▶ **Problem details**:
Return every line below exactly, leaving nothing out.

[Dataset records]
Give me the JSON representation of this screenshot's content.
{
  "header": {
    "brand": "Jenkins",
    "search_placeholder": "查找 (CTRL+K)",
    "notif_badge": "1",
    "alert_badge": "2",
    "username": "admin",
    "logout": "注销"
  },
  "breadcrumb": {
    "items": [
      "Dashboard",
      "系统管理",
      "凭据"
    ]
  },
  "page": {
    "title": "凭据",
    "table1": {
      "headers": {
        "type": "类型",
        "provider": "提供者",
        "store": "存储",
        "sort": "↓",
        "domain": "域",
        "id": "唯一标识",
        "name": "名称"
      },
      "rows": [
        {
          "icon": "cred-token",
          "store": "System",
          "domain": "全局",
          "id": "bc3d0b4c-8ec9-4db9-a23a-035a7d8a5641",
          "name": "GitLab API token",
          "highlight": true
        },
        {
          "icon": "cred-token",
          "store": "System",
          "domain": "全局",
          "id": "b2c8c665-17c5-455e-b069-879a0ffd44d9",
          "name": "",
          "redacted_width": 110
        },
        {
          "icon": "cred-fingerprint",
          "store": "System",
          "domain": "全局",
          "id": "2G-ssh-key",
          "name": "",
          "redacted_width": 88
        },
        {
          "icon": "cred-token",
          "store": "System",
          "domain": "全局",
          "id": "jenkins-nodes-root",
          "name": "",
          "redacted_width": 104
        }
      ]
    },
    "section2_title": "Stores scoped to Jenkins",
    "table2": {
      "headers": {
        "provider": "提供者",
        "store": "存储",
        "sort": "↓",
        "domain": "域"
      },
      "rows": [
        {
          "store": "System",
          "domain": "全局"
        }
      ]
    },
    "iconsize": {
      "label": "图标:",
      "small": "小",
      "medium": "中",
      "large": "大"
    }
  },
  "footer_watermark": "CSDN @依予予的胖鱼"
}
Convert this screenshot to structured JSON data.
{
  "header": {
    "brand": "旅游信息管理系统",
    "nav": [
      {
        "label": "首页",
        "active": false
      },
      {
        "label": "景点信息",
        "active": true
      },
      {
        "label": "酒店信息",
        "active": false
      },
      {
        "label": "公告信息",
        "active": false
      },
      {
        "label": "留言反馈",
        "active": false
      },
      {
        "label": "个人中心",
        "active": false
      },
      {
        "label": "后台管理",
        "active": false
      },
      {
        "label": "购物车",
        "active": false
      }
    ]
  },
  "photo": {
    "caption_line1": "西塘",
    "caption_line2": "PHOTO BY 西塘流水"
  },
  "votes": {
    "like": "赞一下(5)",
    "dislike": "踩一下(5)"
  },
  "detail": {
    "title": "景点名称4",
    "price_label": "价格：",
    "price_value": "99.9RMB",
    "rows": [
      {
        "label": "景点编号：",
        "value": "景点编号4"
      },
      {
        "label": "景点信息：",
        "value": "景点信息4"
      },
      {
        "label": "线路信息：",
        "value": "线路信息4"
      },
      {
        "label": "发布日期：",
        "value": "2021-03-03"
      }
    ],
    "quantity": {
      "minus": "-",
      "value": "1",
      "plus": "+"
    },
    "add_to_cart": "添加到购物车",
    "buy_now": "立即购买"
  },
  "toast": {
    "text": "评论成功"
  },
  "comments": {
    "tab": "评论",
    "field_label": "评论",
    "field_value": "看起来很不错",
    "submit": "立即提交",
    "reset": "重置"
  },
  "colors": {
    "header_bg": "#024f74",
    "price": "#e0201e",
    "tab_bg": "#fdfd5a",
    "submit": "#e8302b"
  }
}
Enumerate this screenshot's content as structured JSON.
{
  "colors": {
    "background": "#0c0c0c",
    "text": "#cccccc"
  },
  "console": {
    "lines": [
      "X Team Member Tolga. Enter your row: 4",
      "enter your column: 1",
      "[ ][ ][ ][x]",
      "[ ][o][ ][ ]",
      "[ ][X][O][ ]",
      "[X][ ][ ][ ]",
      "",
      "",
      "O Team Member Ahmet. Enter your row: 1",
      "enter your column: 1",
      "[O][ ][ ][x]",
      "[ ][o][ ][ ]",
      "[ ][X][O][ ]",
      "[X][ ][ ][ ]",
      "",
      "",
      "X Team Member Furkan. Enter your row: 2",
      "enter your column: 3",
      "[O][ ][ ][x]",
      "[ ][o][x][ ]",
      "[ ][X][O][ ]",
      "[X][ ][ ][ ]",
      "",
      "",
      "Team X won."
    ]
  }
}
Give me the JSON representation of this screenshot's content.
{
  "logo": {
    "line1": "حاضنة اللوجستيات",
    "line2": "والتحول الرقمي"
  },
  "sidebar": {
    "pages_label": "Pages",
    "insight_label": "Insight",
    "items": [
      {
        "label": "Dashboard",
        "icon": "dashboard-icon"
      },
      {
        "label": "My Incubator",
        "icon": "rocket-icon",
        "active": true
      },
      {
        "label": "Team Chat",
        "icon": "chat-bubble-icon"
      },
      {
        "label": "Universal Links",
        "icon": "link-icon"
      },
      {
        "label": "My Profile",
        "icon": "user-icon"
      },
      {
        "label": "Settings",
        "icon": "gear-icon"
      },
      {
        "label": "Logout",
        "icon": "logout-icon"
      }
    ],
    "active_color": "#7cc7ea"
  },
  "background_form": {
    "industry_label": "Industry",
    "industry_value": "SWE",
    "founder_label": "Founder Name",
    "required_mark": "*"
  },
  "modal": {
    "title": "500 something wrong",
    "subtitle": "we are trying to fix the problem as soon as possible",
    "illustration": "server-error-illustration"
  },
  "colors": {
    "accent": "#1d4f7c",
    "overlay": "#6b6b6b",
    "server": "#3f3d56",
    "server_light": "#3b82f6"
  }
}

▶ **Solution to the exercise**:
Give me the JSON representation of this screenshot's content.
{
  "header": {
    "brand": "Jenkins",
    "search_placeholder": "查找 (CTRL+K)",
    "notif_badge": "1",
    "alert_badge": "2",
    "username": "admin",
    "logout": "注销"
  },
  "breadcrumb": {
    "items": [
      "Dashboard",
      "系统管理",
      "凭据"
    ]
  },
  "page": {
    "title": "凭据",
    "table1": {
      "headers": {
        "type": "类型",
        "provider": "提供者",
        "store": "存储",
        "sort": "↓",
        "domain": "域",
        "id": "唯一标识",
        "name": "名称"
      },
      "rows": [
        {
          "icon": "cred-token",
          "store": "System",
          "domain": "全局",
          "id": "bc3d0b4c-8ec9-4db9-a23a-035a7d8a5641",
          "name": "GitLab API token",
          "highlight": true
        },
        {
          "icon": "cred-token",
          "store": "System",
          "domain": "全局",
          "id": "b2c8c665-17c5-455e-b069-879a0ffd44d9",
          "name": "",
          "redacted_width": 110
        },
        {
          "icon": "cred-fingerprint",
          "store": "System",
          "domain": "全局",
          "id": "2G-ssh-key",
          "name": "",
          "redacted_width": 88
        },
        {
          "icon": "cred-token",
          "store": "System",
          "domain": "全局",
          "id": "jenkins-nodes-root",
          "name": "",
          "redacted_width": 104
        }
      ]
    },
    "section2_title": "Stores scoped to Jenkins",
    "table2": {
      "headers": {
        "provider": "提供者",
        "store": "存储",
        "sort": "↓",
        "domain": "域"
      },
      "rows": [
        {
          "store": "System",
          "domain": "全局"
        }
      ]
    },
    "iconsize": {
      "label": "图标:",
      "small": "小",
      "medium": "中",
      "large": "大"
    }
  },
  "footer_watermark": "CSDN @依予予的胖鱼"
}
Convert this screenshot to structured JSON data.
{
  "header": {
    "brand": "旅游信息管理系统",
    "nav": [
      {
        "label": "首页",
        "active": false
      },
      {
        "label": "景点信息",
        "active": true
      },
      {
        "label": "酒店信息",
        "active": false
      },
      {
        "label": "公告信息",
        "active": false
      },
      {
        "label": "留言反馈",
        "active": false
      },
      {
        "label": "个人中心",
        "active": false
      },
      {
        "label": "后台管理",
        "active": false
      },
      {
        "label": "购物车",
        "active": false
      }
    ]
  },
  "photo": {
    "caption_line1": "西塘",
    "caption_line2": "PHOTO BY 西塘流水"
  },
  "votes": {
    "like": "赞一下(5)",
    "dislike": "踩一下(5)"
  },
  "detail": {
    "title": "景点名称4",
    "price_label": "价格：",
    "price_value": "99.9RMB",
    "rows": [
      {
        "label": "景点编号：",
        "value": "景点编号4"
      },
      {
        "label": "景点信息：",
        "value": "景点信息4"
      },
      {
        "label": "线路信息：",
        "value": "线路信息4"
      },
      {
        "label": "发布日期：",
        "value": "2021-03-03"
      }
    ],
    "quantity": {
      "minus": "-",
      "value": "1",
      "plus": "+"
    },
    "add_to_cart": "添加到购物车",
    "buy_now": "立即购买"
  },
  "toast": {
    "text": "评论成功"
  },
  "comments": {
    "tab": "评论",
    "field_label": "评论",
    "field_value": "看起来很不错",
    "submit": "立即提交",
    "reset": "重置"
  },
  "colors": {
    "header_bg": "#024f74",
    "price": "#e0201e",
    "tab_bg": "#fdfd5a",
    "submit": "#e8302b"
  }
}
Enumerate this screenshot's content as structured JSON.
{
  "colors": {
    "background": "#0c0c0c",
    "text": "#cccccc"
  },
  "console": {
    "lines": [
      "X Team Member Tolga. Enter your row: 4",
      "enter your column: 1",
      "[ ][ ][ ][x]",
      "[ ][o][ ][ ]",
      "[ ][X][O][ ]",
      "[X][ ][ ][ ]",
      "",
      "",
      "O Team Member Ahmet. Enter your row: 1",
      "enter your column: 1",
      "[O][ ][ ][x]",
      "[ ][o][ ][ ]",
      "[ ][X][O][ ]",
      "[X][ ][ ][ ]",
      "",
      "",
      "X Team Member Furkan. Enter your row: 2",
      "enter your column: 3",
      "[O][ ][ ][x]",
      "[ ][o][x][ ]",
      "[ ][X][O][ ]",
      "[X][ ][ ][ ]",
      "",
      "",
      "Team X won."
    ]
  }
}
Give me the JSON representation of this screenshot's content.
{
  "logo": {
    "line1": "حاضنة اللوجستيات",
    "line2": "والتحول الرقمي"
  },
  "sidebar": {
    "pages_label": "Pages",
    "insight_label": "Insight",
    "items": [
      {
        "label": "Dashboard",
        "icon": "dashboard-icon"
      },
      {
        "label": "My Incubator",
        "icon": "rocket-icon",
        "active": true
      },
      {
        "label": "Team Chat",
        "icon": "chat-bubble-icon"
      },
      {
        "label": "Universal Links",
        "icon": "link-icon"
      },
      {
        "label": "My Profile",
        "icon": "user-icon"
      },
      {
        "label": "Settings",
        "icon": "gear-icon"
      },
      {
        "label": "Logout",
        "icon": "logout-icon"
      }
    ],
    "active_color": "#7cc7ea"
  },
  "background_form": {
    "industry_label": "Industry",
    "industry_value": "SWE",
    "founder_label": "Founder Name",
    "required_mark": "*"
  },
  "modal": {
    "title": "500 something wrong",
    "subtitle": "we are trying to fix the problem as soon as possible",
    "illustration": "server-error-illustration"
  },
  "colors": {
    "accent": "#1d4f7c",
    "overlay": "#6b6b6b",
    "server": "#3f3d56",
    "server_light": "#3b82f6"
  }
}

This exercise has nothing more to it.